The yardage and points surrendered on Sunday bothered Packers Defensive Coordinator Dom Capers, but one thing troubled him more.

The Packers let the Lions’ playmakers have their way in Green Bay’s 45-41 shootout victory, as receiver Calvin Johnson (pictured) caught 11 passes for 244 yards and tight end Brandon Pettigrew added seven catches for 116 yards. The Packers couldn’t contain the Lions’ most explosive players.

That, more than his defense’s league-worst ranking in yards allowed, doesn’t sit well with Capers heading into the postseason.

“Everybody you play now is going to have some difference-makers, and a big part of your success is going to be how well you can limit those difference-makers,” Capers said on Monday. “That’s just the nature of our game nowadays.”

What the Lions, and specifically Johnson and Pettigrew, did against the Packers on Sunday was in stark contrast to the teams’ first meeting back on Thanksgiving.

In that game, Johnson and Pettigrew combined for just eight catches and 76 yards, and the Packers forced quarterback Matthew Stafford to take so many underneath throws and check-downs that running back Maurice Morris topped Detroit’s biggest weapons with a team-leading nine catches for 81 yards.

Capers indicated that he didn’t defend the Lions the same way on Sunday because of the possibility of seeing Detroit again in the NFC playoffs in two weeks. The absence of linebacker Clay Matthews and cornerback Charles Woodson, who were resting for the playoffs, also didn’t help his unit.

But he wasn’t going to make excuses for plays that repeatedly ruptured into big gains by Stafford’s go-to guys. Johnson and Pettigrew combined for 11 receptions of 20 yards or more, with Johnson having seven of them. Those 11 plays accounted for 279 of Detroit’s 575 yards. A pass interference penalty on a deep ball to Johnson was worth 36 more.

That’s been the Packers’ biggest nemesis all season, as big plays have led to most of the opponents’ scores. The Packers continued to generate turnovers, adding four takeaways to finish the season tied for first in the league with San Francisco (38), but too many big plays led to too many points, the most allowed by the Packers since the 2009 playoff loss at Arizona.

Coming after Stafford with extra rushers wasn’t the answer, either, as the former No. 1 overall draft pick showed his poise and experience against the blitz.

“When we started pressuring, I can think of four times we had a guy flat free, and he just got rid of the ball,” Capers said. “Then you’ve got a one-on-one matchup, and they won a lot of their one-on-one matchups against us yesterday. It will be a good tape for us to look at.”

Capers will also look closely at the tape of his outside linebackers from Sunday’s game in search of the most effective complement to Matthews.

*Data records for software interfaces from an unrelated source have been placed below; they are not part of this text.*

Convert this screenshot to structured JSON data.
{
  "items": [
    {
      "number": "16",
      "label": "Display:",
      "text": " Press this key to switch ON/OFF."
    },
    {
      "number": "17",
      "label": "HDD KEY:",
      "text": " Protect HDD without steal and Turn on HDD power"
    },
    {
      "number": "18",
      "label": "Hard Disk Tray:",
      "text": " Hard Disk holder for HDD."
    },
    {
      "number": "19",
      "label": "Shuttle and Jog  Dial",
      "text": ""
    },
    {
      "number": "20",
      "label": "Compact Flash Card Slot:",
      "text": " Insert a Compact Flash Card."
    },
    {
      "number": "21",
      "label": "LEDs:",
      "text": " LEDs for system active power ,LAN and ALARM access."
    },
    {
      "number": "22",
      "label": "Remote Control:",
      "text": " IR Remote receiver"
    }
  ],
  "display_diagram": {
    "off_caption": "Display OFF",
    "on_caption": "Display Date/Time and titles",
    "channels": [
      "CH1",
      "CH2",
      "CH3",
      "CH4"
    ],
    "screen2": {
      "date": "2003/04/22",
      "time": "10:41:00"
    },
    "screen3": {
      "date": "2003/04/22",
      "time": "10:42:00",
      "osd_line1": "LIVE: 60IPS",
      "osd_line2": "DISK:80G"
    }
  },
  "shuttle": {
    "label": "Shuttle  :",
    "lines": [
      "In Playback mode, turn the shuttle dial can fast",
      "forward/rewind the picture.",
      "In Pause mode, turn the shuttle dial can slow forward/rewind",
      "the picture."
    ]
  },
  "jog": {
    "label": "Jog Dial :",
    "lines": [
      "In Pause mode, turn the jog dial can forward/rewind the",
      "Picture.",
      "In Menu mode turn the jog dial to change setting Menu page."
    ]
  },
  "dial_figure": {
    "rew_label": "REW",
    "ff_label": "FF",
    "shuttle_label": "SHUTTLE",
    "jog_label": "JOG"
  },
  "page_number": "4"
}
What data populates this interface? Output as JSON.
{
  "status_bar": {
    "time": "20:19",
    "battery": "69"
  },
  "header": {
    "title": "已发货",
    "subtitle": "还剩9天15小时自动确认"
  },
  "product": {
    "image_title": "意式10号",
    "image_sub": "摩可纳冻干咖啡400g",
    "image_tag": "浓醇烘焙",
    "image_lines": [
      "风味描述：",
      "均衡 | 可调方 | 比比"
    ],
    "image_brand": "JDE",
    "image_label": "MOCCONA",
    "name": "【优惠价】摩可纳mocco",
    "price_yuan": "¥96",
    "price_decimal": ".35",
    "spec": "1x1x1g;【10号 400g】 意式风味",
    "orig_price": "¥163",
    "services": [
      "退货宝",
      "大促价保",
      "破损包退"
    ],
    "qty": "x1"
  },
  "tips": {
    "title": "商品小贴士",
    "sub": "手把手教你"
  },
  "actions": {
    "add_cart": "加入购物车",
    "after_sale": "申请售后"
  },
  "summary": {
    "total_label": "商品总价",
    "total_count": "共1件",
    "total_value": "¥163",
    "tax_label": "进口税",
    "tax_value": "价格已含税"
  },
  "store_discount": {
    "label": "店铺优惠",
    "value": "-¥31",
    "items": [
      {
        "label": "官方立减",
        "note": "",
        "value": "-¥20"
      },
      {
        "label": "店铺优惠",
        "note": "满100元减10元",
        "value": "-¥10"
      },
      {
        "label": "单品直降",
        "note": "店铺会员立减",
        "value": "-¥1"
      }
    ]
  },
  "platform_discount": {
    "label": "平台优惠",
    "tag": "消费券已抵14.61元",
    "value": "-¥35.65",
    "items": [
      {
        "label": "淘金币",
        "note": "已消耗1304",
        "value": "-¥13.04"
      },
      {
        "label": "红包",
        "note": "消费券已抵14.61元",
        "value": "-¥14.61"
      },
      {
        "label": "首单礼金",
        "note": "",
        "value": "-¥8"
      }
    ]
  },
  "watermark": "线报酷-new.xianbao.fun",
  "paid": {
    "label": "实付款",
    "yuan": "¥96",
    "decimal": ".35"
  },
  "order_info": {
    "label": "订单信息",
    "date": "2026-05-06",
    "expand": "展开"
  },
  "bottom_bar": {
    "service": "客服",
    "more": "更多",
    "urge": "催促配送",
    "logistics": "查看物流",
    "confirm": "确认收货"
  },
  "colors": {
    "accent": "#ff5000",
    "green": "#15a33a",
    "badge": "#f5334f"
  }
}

Brad Jones, Frank Zombo, Vic So’oto and previous starter Erik Walden all played while Matthews rested. Capers liked a little of what he saw from each, noting the sacks by Jones and So’oto and the solid edge set against the run by Jones and Zombo, but no one jumped forward and seized the job. Considering Capers mentioned Jones against both the run and pass, perhaps he’s a potential new starter.

“We’re going to get those guys reps this week and take a good look and see how things go and make a decision on who to go with,” Capers said. “They’re guys we can roll through there, too, to try to keep guys fresh.”

Meanwhile, the Packers offense continued to roll along even without its starting quarterback, top receiver and top running back.

Taking nothing away from the record-setting performance by Matt Flynn in place of Aaron Rodgers, Offensive Coordinator Joe Philbin liked the way his entire unit didn’t miss a beat without Greg Jennings or James Starks and while dealing with more shuffling on the offensive line.

“Hopefully it says a lot about all 11 guys in the offense,” Philbin said, declining to give excessive credit to the Packers’ offensive system. “We tell our guys every Saturday we’re really putting our faith and our confidence in the character and the preparation of our guys.”

Flynn was the guy who shined brightest, of course, which Philbin attributed not just to the past week’s preparation but four years’ worth of dedication to improving his game for when his turn came.

“Knowing this myself when I warmed the bench in some of my playing days, it’s nice to see a guy contribute,” Philbin said. “When you see guys work as hard as they do and put in the effort and the time, and for the number of years that Matt has, to have something good like this happen to him, you have to be happy for guys like that.”

Additional coverage - Jan. 2